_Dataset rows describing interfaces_
↓

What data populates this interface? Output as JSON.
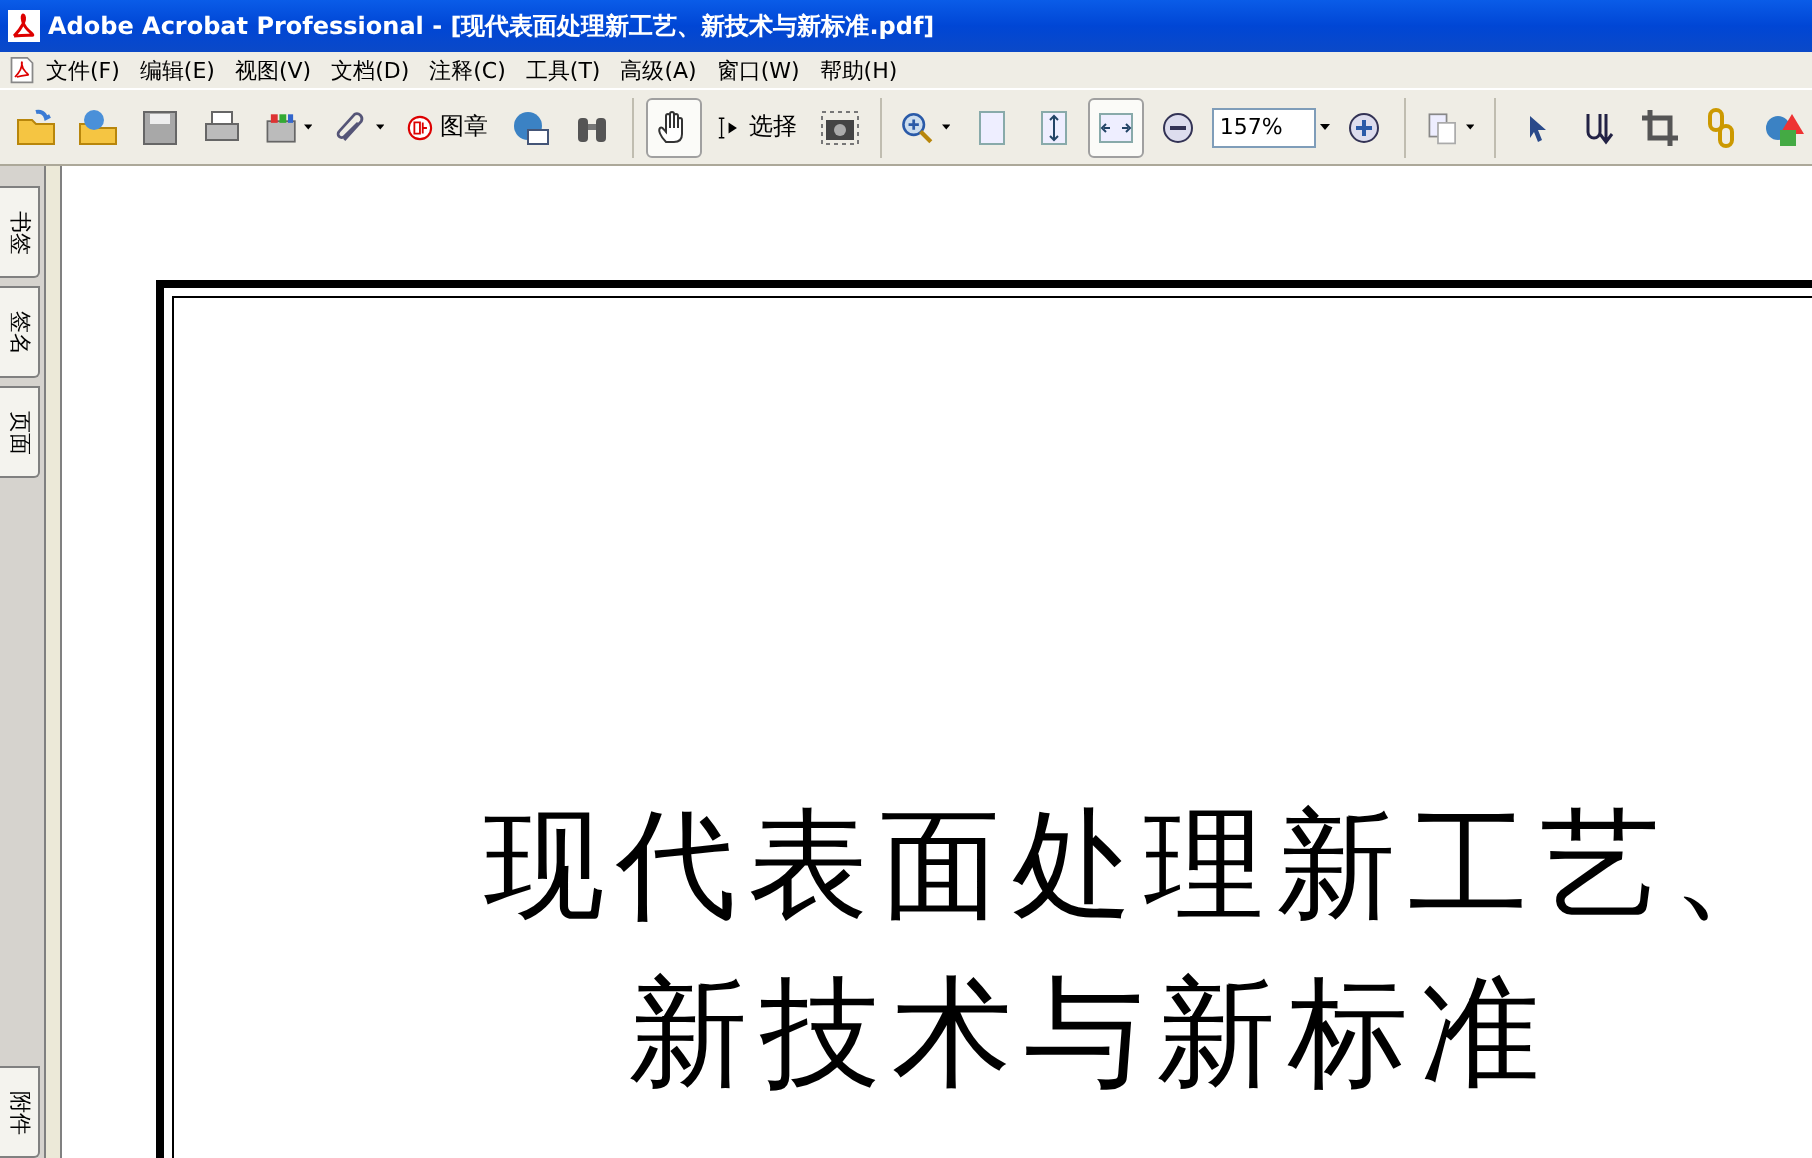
{
  "window": {
    "title": "Adobe Acrobat Professional - [现代表面处理新工艺、新技术与新标准.pdf]"
  },
  "menu": [
    "文件(F)",
    "编辑(E)",
    "视图(V)",
    "文档(D)",
    "注释(C)",
    "工具(T)",
    "高级(A)",
    "窗口(W)",
    "帮助(H)"
  ],
  "toolbar": [
    {
      "kind": "button",
      "dropdown": false,
      "selected": false
    },
    {
      "kind": "button",
      "dropdown": false,
      "selected": false
    },
    {
      "kind": "button",
      "dropdown": false,
      "selected": false
    },
    {
      "kind": "button",
      "dropdown": false,
      "selected": false
    },
    {
      "kind": "button",
      "dropdown": true,
      "selected": false
    },
    {
      "kind": "button",
      "dropdown": true,
      "selected": false
    },
    {
      "kind": "button",
      "dropdown": false,
      "selected": false,
      "label": "图章"
    },
    {
      "kind": "button",
      "dropdown": false,
      "selected": false
    },
    {
      "kind": "button",
      "dropdown": false,
      "selected": false
    },
    {
      "kind": "separator"
    },
    {
      "kind": "button",
      "dropdown": false,
      "selected": true
    },
    {
      "kind": "button",
      "dropdown": false,
      "selected": false,
      "label": "选择"
    },
    {
      "kind": "button",
      "dropdown": false,
      "selected": false
    },
    {
      "kind": "separator"
    },
    {
      "kind": "button",
      "dropdown": true,
      "selected": false
    },
    {
      "kind": "button",
      "dropdown": false,
      "selected": false
    },
    {
      "kind": "button",
      "dropdown": false,
      "selected": false
    },
    {
      "kind": "button",
      "dropdown": false,
      "selected": true
    },
    {
      "kind": "button",
      "dropdown": false,
      "selected": false
    },
    {
      "kind": "zoom",
      "value": "157%"
    },
    {
      "kind": "button",
      "dropdown": false,
      "selected": false
    },
    {
      "kind": "separator"
    },
    {
      "kind": "button",
      "dropdown": true,
      "selected": false
    },
    {
      "kind": "separator"
    },
    {
      "kind": "button",
      "dropdown": false,
      "selected": false
    },
    {
      "kind": "button",
      "dropdown": false,
      "selected": false
    },
    {
      "kind": "button",
      "dropdown": false,
      "selected": false
    },
    {
      "kind": "button",
      "dropdown": false,
      "selected": false
    },
    {
      "kind": "button",
      "dropdown": false,
      "selected": false
    }
  ],
  "side_tabs_top": [
    "书签",
    "签名",
    "页面"
  ],
  "side_tabs_bottom": [
    "附件"
  ],
  "document": {
    "title_lines": [
      "现代表面处理新工艺、",
      "新技术与新标准"
    ]
  }
}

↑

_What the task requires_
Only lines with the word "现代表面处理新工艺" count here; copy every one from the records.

_Reply to the exercise_
    "title": "Adobe Acrobat Professional - [现代表面处理新工艺、新技术与新标准.pdf]"
      "现代表面处理新工艺、",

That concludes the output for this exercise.